■ What this task involves
Scan the listing below for the word "title", then copy each line that has it.
·····
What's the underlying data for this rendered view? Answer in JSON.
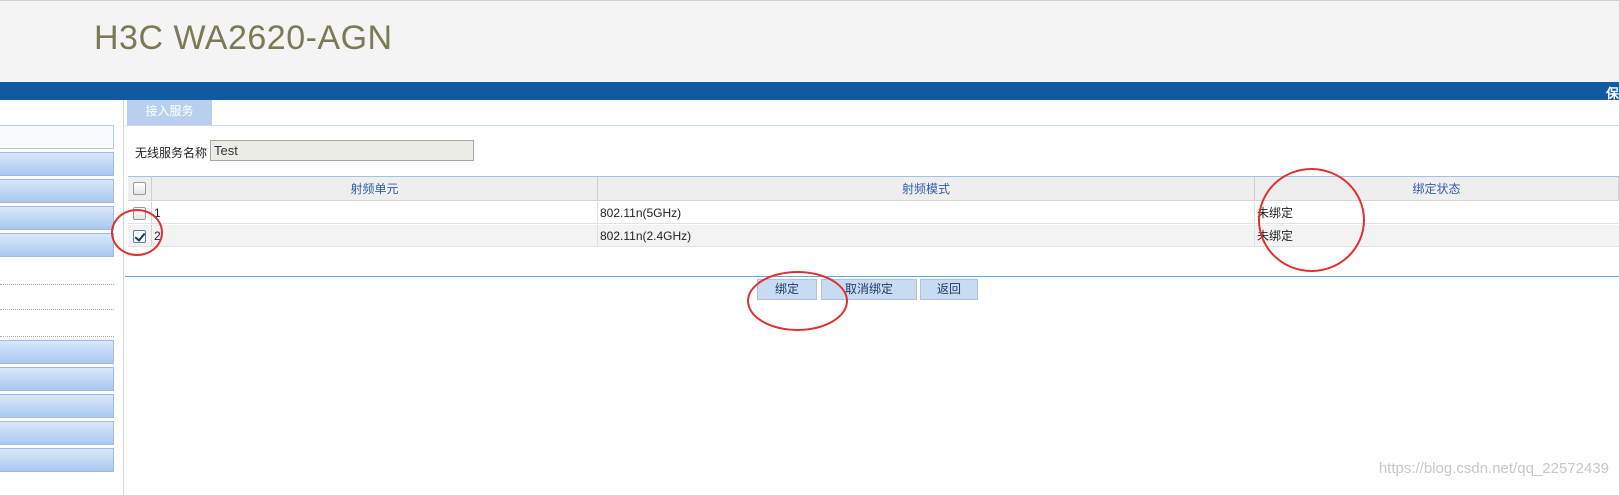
{
  "header": {
    "title": "H3C WA2620-AGN",
    "corner_text": "保"
  },
  "tabs": [
    {
      "label": "接入服务"
    }
  ],
  "service": {
    "label": "无线服务名称",
    "value": "Test"
  },
  "table": {
    "columns": [
      "射频单元",
      "射频模式",
      "绑定状态"
    ],
    "rows": [
      {
        "unit": "1",
        "mode": "802.11n(5GHz)",
        "status": "未绑定",
        "checked": false
      },
      {
        "unit": "2",
        "mode": "802.11n(2.4GHz)",
        "status": "未绑定",
        "checked": true
      }
    ]
  },
  "buttons": {
    "bind": "绑定",
    "unbind": "取消绑定",
    "back": "返回"
  },
  "watermark": "https://blog.csdn.net/qq_22572439",
  "colors": {
    "bluebar": "#125aa0",
    "annotation": "#e0302f",
    "title": "#7c7a55"
  }
}
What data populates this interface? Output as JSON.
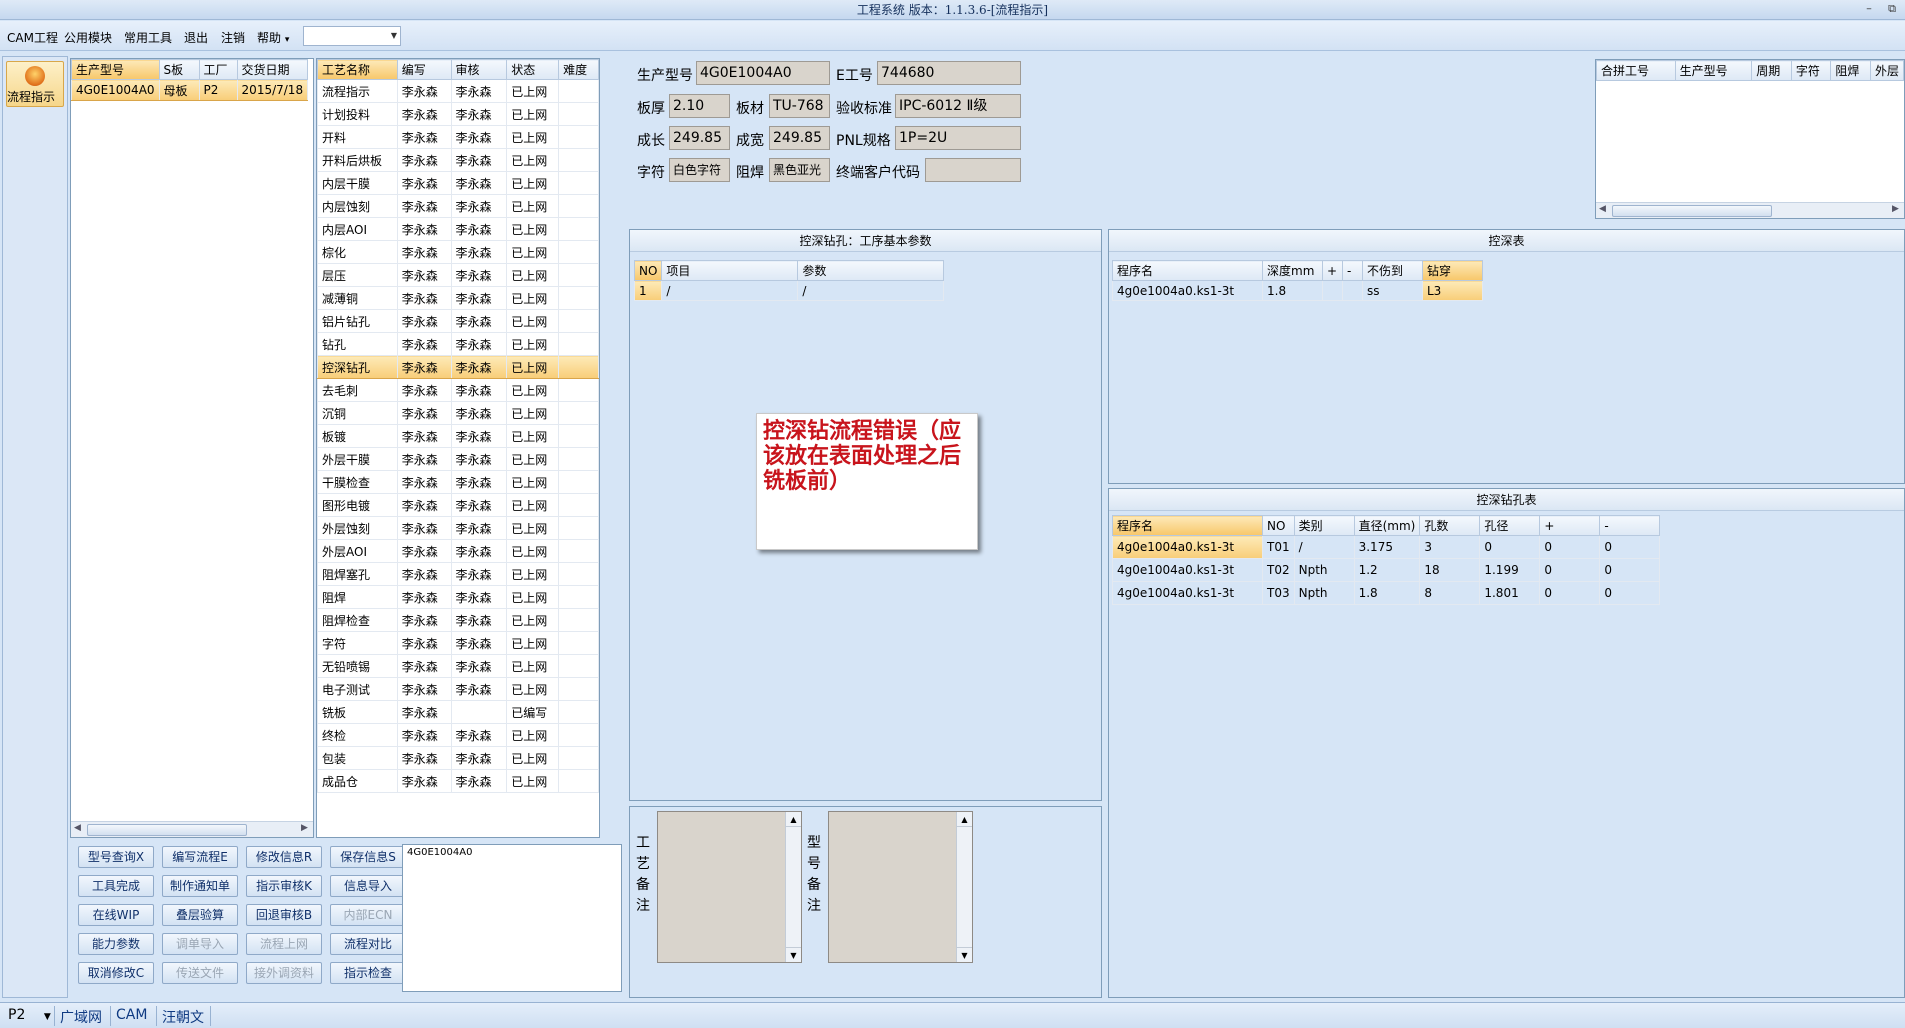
{
  "window": {
    "title": "工程系统 版本：1.1.3.6-[流程指示]",
    "min": "–",
    "restore": "⧉"
  },
  "menu": {
    "items": [
      "CAM工程",
      "公用模块",
      "常用工具",
      "退出",
      "注销",
      "帮助"
    ],
    "help_arrow": "▾",
    "combo_value": ""
  },
  "nav": {
    "button_label": "流程指示"
  },
  "orders": {
    "columns": [
      "生产型号",
      "S板",
      "工厂",
      "交货日期"
    ],
    "rows": [
      [
        "4G0E1004A0",
        "母板",
        "P2",
        "2015/7/18"
      ]
    ]
  },
  "process": {
    "columns": [
      "工艺名称",
      "编写",
      "审核",
      "状态",
      "难度"
    ],
    "selected_index": 12,
    "rows": [
      [
        "流程指示",
        "李永森",
        "李永森",
        "已上网",
        ""
      ],
      [
        "计划投料",
        "李永森",
        "李永森",
        "已上网",
        ""
      ],
      [
        "开料",
        "李永森",
        "李永森",
        "已上网",
        ""
      ],
      [
        "开料后烘板",
        "李永森",
        "李永森",
        "已上网",
        ""
      ],
      [
        "内层干膜",
        "李永森",
        "李永森",
        "已上网",
        ""
      ],
      [
        "内层蚀刻",
        "李永森",
        "李永森",
        "已上网",
        ""
      ],
      [
        "内层AOI",
        "李永森",
        "李永森",
        "已上网",
        ""
      ],
      [
        "棕化",
        "李永森",
        "李永森",
        "已上网",
        ""
      ],
      [
        "层压",
        "李永森",
        "李永森",
        "已上网",
        ""
      ],
      [
        "减薄铜",
        "李永森",
        "李永森",
        "已上网",
        ""
      ],
      [
        "铝片钻孔",
        "李永森",
        "李永森",
        "已上网",
        ""
      ],
      [
        "钻孔",
        "李永森",
        "李永森",
        "已上网",
        ""
      ],
      [
        "控深钻孔",
        "李永森",
        "李永森",
        "已上网",
        ""
      ],
      [
        "去毛刺",
        "李永森",
        "李永森",
        "已上网",
        ""
      ],
      [
        "沉铜",
        "李永森",
        "李永森",
        "已上网",
        ""
      ],
      [
        "板镀",
        "李永森",
        "李永森",
        "已上网",
        ""
      ],
      [
        "外层干膜",
        "李永森",
        "李永森",
        "已上网",
        ""
      ],
      [
        "干膜检查",
        "李永森",
        "李永森",
        "已上网",
        ""
      ],
      [
        "图形电镀",
        "李永森",
        "李永森",
        "已上网",
        ""
      ],
      [
        "外层蚀刻",
        "李永森",
        "李永森",
        "已上网",
        ""
      ],
      [
        "外层AOI",
        "李永森",
        "李永森",
        "已上网",
        ""
      ],
      [
        "阻焊塞孔",
        "李永森",
        "李永森",
        "已上网",
        ""
      ],
      [
        "阻焊",
        "李永森",
        "李永森",
        "已上网",
        ""
      ],
      [
        "阻焊检查",
        "李永森",
        "李永森",
        "已上网",
        ""
      ],
      [
        "字符",
        "李永森",
        "李永森",
        "已上网",
        ""
      ],
      [
        "无铅喷锡",
        "李永森",
        "李永森",
        "已上网",
        ""
      ],
      [
        "电子测试",
        "李永森",
        "李永森",
        "已上网",
        ""
      ],
      [
        "铣板",
        "李永森",
        "",
        "已编写",
        ""
      ],
      [
        "终检",
        "李永森",
        "李永森",
        "已上网",
        ""
      ],
      [
        "包装",
        "李永森",
        "李永森",
        "已上网",
        ""
      ],
      [
        "成品仓",
        "李永森",
        "李永森",
        "已上网",
        ""
      ]
    ]
  },
  "buttons": [
    {
      "label": "型号查询X",
      "enabled": true
    },
    {
      "label": "编写流程E",
      "enabled": true
    },
    {
      "label": "修改信息R",
      "enabled": true
    },
    {
      "label": "保存信息S",
      "enabled": true
    },
    {
      "label": "工具完成",
      "enabled": true
    },
    {
      "label": "制作通知单",
      "enabled": true
    },
    {
      "label": "指示审核K",
      "enabled": true
    },
    {
      "label": "信息导入",
      "enabled": true
    },
    {
      "label": "在线WIP",
      "enabled": true
    },
    {
      "label": "叠层验算",
      "enabled": true
    },
    {
      "label": "回退审核B",
      "enabled": true
    },
    {
      "label": "内部ECN",
      "enabled": false
    },
    {
      "label": "能力参数",
      "enabled": true
    },
    {
      "label": "调单导入",
      "enabled": false
    },
    {
      "label": "流程上网",
      "enabled": false
    },
    {
      "label": "流程对比",
      "enabled": true
    },
    {
      "label": "取消修改C",
      "enabled": true
    },
    {
      "label": "传送文件",
      "enabled": false
    },
    {
      "label": "接外调资料",
      "enabled": false
    },
    {
      "label": "指示检查",
      "enabled": true
    }
  ],
  "note_text": "4G0E1004A0",
  "info": {
    "prod_model_label": "生产型号",
    "prod_model": "4G0E1004A0",
    "e_no_label": "E工号",
    "e_no": "744680",
    "thickness_label": "板厚",
    "thickness": "2.10",
    "material_label": "板材",
    "material": "TU-768",
    "standard_label": "验收标准",
    "standard": "IPC-6012 Ⅱ级",
    "length_label": "成长",
    "length": "249.85",
    "width_label": "成宽",
    "width": "249.85",
    "pnl_label": "PNL规格",
    "pnl": "1P=2U",
    "char_label": "字符",
    "char": "白色字符",
    "mask_label": "阻焊",
    "mask": "黑色亚光",
    "client_label": "终端客户代码",
    "client": ""
  },
  "merge": {
    "columns": [
      "合拼工号",
      "生产型号",
      "周期",
      "字符",
      "阻焊",
      "外层"
    ]
  },
  "params": {
    "title": "控深钻孔：工序基本参数",
    "columns": [
      "NO",
      "项目",
      "参数"
    ],
    "rows": [
      [
        "1",
        "/",
        "/"
      ]
    ]
  },
  "depth_table": {
    "title": "控深表",
    "columns": [
      "程序名",
      "深度mm",
      "+",
      "-",
      "不伤到",
      "钻穿"
    ],
    "rows": [
      [
        "4g0e1004a0.ks1-3t",
        "1.8",
        "",
        "",
        "ss",
        "L3"
      ]
    ]
  },
  "hole_table": {
    "title": "控深钻孔表",
    "columns": [
      "程序名",
      "NO",
      "类别",
      "直径(mm)",
      "孔数",
      "孔径",
      "+",
      "-"
    ],
    "rows": [
      [
        "4g0e1004a0.ks1-3t",
        "T01",
        "/",
        "3.175",
        "3",
        "0",
        "0",
        "0"
      ],
      [
        "4g0e1004a0.ks1-3t",
        "T02",
        "Npth",
        "1.2",
        "18",
        "1.199",
        "0",
        "0"
      ],
      [
        "4g0e1004a0.ks1-3t",
        "T03",
        "Npth",
        "1.8",
        "8",
        "1.801",
        "0",
        "0"
      ]
    ]
  },
  "memo": {
    "process_label": "工艺备注",
    "model_label": "型号备注"
  },
  "annotation": {
    "text": "控深钻流程错误（应该放在表面处理之后铣板前）"
  },
  "status": {
    "combo": "P2",
    "items": [
      "广域网",
      "CAM",
      "汪朝文"
    ]
  },
  "colors": {
    "accent": "#f7c76a",
    "annotation": "#c8141c",
    "field_bg": "#d9d4cc"
  }
}
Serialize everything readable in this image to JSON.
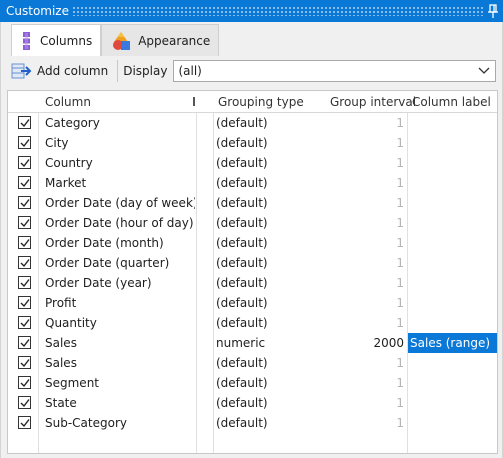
{
  "window": {
    "title": "Customize"
  },
  "tabs": [
    {
      "label": "Columns",
      "icon": "columns-icon",
      "active": true
    },
    {
      "label": "Appearance",
      "icon": "appearance-icon",
      "active": false
    }
  ],
  "toolbar": {
    "add_column_label": "Add column",
    "display_label": "Display",
    "display_value": "(all)"
  },
  "grid": {
    "headers": {
      "column": "Column",
      "grouping_type": "Grouping type",
      "group_interval": "Group interval",
      "column_label": "Column label"
    },
    "rows": [
      {
        "checked": true,
        "column": "Category",
        "grouping_type": "(default)",
        "group_interval": "1",
        "column_label": ""
      },
      {
        "checked": true,
        "column": "City",
        "grouping_type": "(default)",
        "group_interval": "1",
        "column_label": ""
      },
      {
        "checked": true,
        "column": "Country",
        "grouping_type": "(default)",
        "group_interval": "1",
        "column_label": ""
      },
      {
        "checked": true,
        "column": "Market",
        "grouping_type": "(default)",
        "group_interval": "1",
        "column_label": ""
      },
      {
        "checked": true,
        "column": "Order Date (day of week)",
        "grouping_type": "(default)",
        "group_interval": "1",
        "column_label": ""
      },
      {
        "checked": true,
        "column": "Order Date (hour of day)",
        "grouping_type": "(default)",
        "group_interval": "1",
        "column_label": ""
      },
      {
        "checked": true,
        "column": "Order Date (month)",
        "grouping_type": "(default)",
        "group_interval": "1",
        "column_label": ""
      },
      {
        "checked": true,
        "column": "Order Date (quarter)",
        "grouping_type": "(default)",
        "group_interval": "1",
        "column_label": ""
      },
      {
        "checked": true,
        "column": "Order Date (year)",
        "grouping_type": "(default)",
        "group_interval": "1",
        "column_label": ""
      },
      {
        "checked": true,
        "column": "Profit",
        "grouping_type": "(default)",
        "group_interval": "1",
        "column_label": ""
      },
      {
        "checked": true,
        "column": "Quantity",
        "grouping_type": "(default)",
        "group_interval": "1",
        "column_label": ""
      },
      {
        "checked": true,
        "column": "Sales",
        "grouping_type": "numeric",
        "group_interval": "2000",
        "column_label": "Sales (range)"
      },
      {
        "checked": true,
        "column": "Sales",
        "grouping_type": "(default)",
        "group_interval": "1",
        "column_label": ""
      },
      {
        "checked": true,
        "column": "Segment",
        "grouping_type": "(default)",
        "group_interval": "1",
        "column_label": ""
      },
      {
        "checked": true,
        "column": "State",
        "grouping_type": "(default)",
        "group_interval": "1",
        "column_label": ""
      },
      {
        "checked": true,
        "column": "Sub-Category",
        "grouping_type": "(default)",
        "group_interval": "1",
        "column_label": ""
      }
    ]
  },
  "colors": {
    "accent": "#0a78d7",
    "disabled_text": "#b4b4b4"
  }
}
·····
■ Written solution
    "title": "H3C WA2620-AGN",
    "title": "#7c7a55"
    "title": "工程系统 版本：1.1.3.6-[流程指示]",
    "title": "控深钻孔：工序基本参数",
    "title": "控深表",
    "title": "控深钻孔表",
    "title": "Customize"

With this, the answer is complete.